The infamous detention camps were created by the Xinjiang Ministry of Justice to “wash brains, cleanse hearts, support the right, and remove the wrong,” as shown in the Xinjiang Papers uncovered by the New York Times. One is not even free outside of the camps – surveillance cameras and police checkpoints line every street.
The government argues that this is a reasonable practice to root out extremism, but that could not be further from the truth. According to the international NGO Human Rights Watch, over 100,000 Uyghurs are being detained in camps without a proper trial to prove their connection to terrorism. There, they are deprived of even the most basic amenities, such as food or sleep, with no guarantee of trial or release. Some detainees have even claimed they have been subject to physical and psychological torture.
China has attempted to keep this information away from the eyes of the international community. When soccer player Mesut Özil criticized the Muslim detention camps, for example, the Chinese administration immediately fired back by refusing to broadcast soccer games involving his team, Arsenal.

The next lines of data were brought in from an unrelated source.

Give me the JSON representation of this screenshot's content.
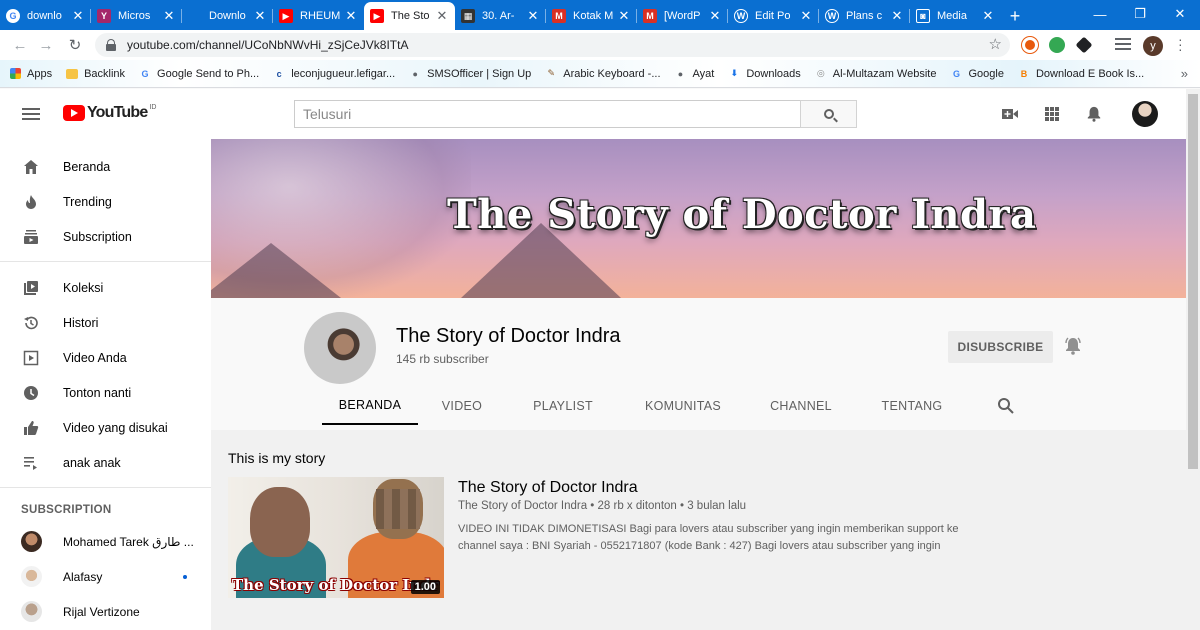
{
  "browser": {
    "tabs": [
      {
        "title": "downlo",
        "icon": "google-icon",
        "color": "#4285f4",
        "glyph": "G",
        "active": false
      },
      {
        "title": "Micros",
        "icon": "yoast-icon",
        "color": "#a4286a",
        "glyph": "Y",
        "active": false
      },
      {
        "title": "Downlo",
        "icon": "blank-tab-icon",
        "color": "#0a6fd1",
        "glyph": "",
        "active": false
      },
      {
        "title": "RHEUM",
        "icon": "youtube-icon",
        "color": "#ff0000",
        "glyph": "▶",
        "active": false
      },
      {
        "title": "The Sto",
        "icon": "youtube-icon",
        "color": "#ff0000",
        "glyph": "▶",
        "active": true
      },
      {
        "title": "30. Ar-",
        "icon": "page-icon",
        "color": "#333333",
        "glyph": "▦",
        "active": false
      },
      {
        "title": "Kotak M",
        "icon": "gmail-icon",
        "color": "#d93025",
        "glyph": "M",
        "active": false
      },
      {
        "title": "[WordP",
        "icon": "gmail-icon",
        "color": "#d93025",
        "glyph": "M",
        "active": false
      },
      {
        "title": "Edit Po",
        "icon": "wordpress-icon",
        "color": "#ffffff",
        "glyph": "W",
        "active": false
      },
      {
        "title": "Plans c",
        "icon": "wordpress-icon",
        "color": "#ffffff",
        "glyph": "W",
        "active": false
      },
      {
        "title": "Media",
        "icon": "media-icon",
        "color": "#ffffff",
        "glyph": "◙",
        "active": false
      }
    ],
    "new_tab": "+",
    "url": "youtube.com/channel/UCoNbNWvHi_zSjCeJVk8ITtA",
    "profile_initial": "y",
    "bookmarks": [
      {
        "label": "Apps",
        "icon": "apps-icon",
        "color": "#ea4335",
        "glyph": "⋮"
      },
      {
        "label": "Backlink",
        "icon": "folder-icon",
        "color": "#f6c445",
        "glyph": ""
      },
      {
        "label": "Google Send to Ph...",
        "icon": "google-icon",
        "color": "#4285f4",
        "glyph": "G"
      },
      {
        "label": "leconjugueur.lefigar...",
        "icon": "leconjugueur-icon",
        "color": "#1c4fa1",
        "glyph": "c"
      },
      {
        "label": "SMSOfficer | Sign Up",
        "icon": "globe-icon",
        "color": "#5f6368",
        "glyph": "●"
      },
      {
        "label": "Arabic Keyboard -...",
        "icon": "keyboard-icon",
        "color": "#8a5a2b",
        "glyph": "✎"
      },
      {
        "label": "Ayat",
        "icon": "globe-icon",
        "color": "#5f6368",
        "glyph": "●"
      },
      {
        "label": "Downloads",
        "icon": "download-icon",
        "color": "#1a73e8",
        "glyph": "⬇"
      },
      {
        "label": "Al-Multazam Website",
        "icon": "site-icon",
        "color": "#8a8a8a",
        "glyph": "◎"
      },
      {
        "label": "Google",
        "icon": "google-icon",
        "color": "#4285f4",
        "glyph": "G"
      },
      {
        "label": "Download E Book Is...",
        "icon": "blogger-icon",
        "color": "#f57d00",
        "glyph": "B"
      }
    ]
  },
  "youtube": {
    "logo_text": "YouTube",
    "logo_country": "ID",
    "search_placeholder": "Telusuri",
    "sidebar": {
      "main": [
        {
          "label": "Beranda",
          "icon": "home-icon"
        },
        {
          "label": "Trending",
          "icon": "trending-icon"
        },
        {
          "label": "Subscription",
          "icon": "subscriptions-icon"
        }
      ],
      "library": [
        {
          "label": "Koleksi",
          "icon": "library-icon"
        },
        {
          "label": "Histori",
          "icon": "history-icon"
        },
        {
          "label": "Video Anda",
          "icon": "your-videos-icon"
        },
        {
          "label": "Tonton nanti",
          "icon": "watch-later-icon"
        },
        {
          "label": "Video yang disukai",
          "icon": "liked-icon"
        },
        {
          "label": "anak anak",
          "icon": "playlist-icon"
        }
      ],
      "subscription_heading": "SUBSCRIPTION",
      "subscriptions": [
        {
          "name": "Mohamed Tarek محمد طارق",
          "display": "Mohamed Tarek طارق ...",
          "new": false
        },
        {
          "name": "Alafasy",
          "display": "Alafasy",
          "new": true
        },
        {
          "name": "Rijal Vertizone",
          "display": "Rijal Vertizone",
          "new": false
        }
      ]
    },
    "channel": {
      "banner_text": "The Story of Doctor Indra",
      "name": "The Story of Doctor Indra",
      "subscribers": "145 rb subscriber",
      "subscribe_label": "DISUBSCRIBE",
      "tabs": [
        "BERANDA",
        "VIDEO",
        "PLAYLIST",
        "KOMUNITAS",
        "CHANNEL",
        "TENTANG"
      ],
      "active_tab": "BERANDA"
    },
    "shelf": {
      "title": "This is my story",
      "video": {
        "thumbnail_text": "The Story of Doctor Indr",
        "duration": "1.00",
        "title": "The Story of Doctor Indra",
        "meta": "The Story of Doctor Indra • 28 rb x ditonton • 3 bulan lalu",
        "description": "VIDEO INI TIDAK DIMONETISASI Bagi para lovers atau subscriber yang ingin memberikan support ke channel saya : BNI Syariah - 0552171807 (kode Bank : 427) Bagi lovers atau subscriber yang ingin"
      }
    }
  }
}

While individuals and organizations around the world have criticized the Chinese government’s actions, no foreign country has taken significant steps to intervene in the situation, fearing retaliation from one of the world’s greatest economic powerhouses.
People around the world need to be more aware of the Uyghur camps being operated by the Chinese government. Nations must also stand up to human rights violations wherever they occur. There is no way that the Uyghurs can be helped from within China, as they and their allies lack access to the press and media. Consequently, foreign intervention is the only way to stop the abuses being perpetrated against them.
Since the press in China is controlled by the government, the majority of the Chinese population is oblivious to what is going on inside the camps. Most citizens believe that people in Xinjiang are living a decent life, and that those confined to camps must be dangerous terrorists because they are Muslims.
The fact that the Chinese government is willing to place innocent individuals in detention camps simply because of their cultural background demonstrates the government’s willingness to oppress its people in order to prevent “division” within the nation. Unless others around the world stand up, the rights of the Uyghurs will continue to be trampled and violated.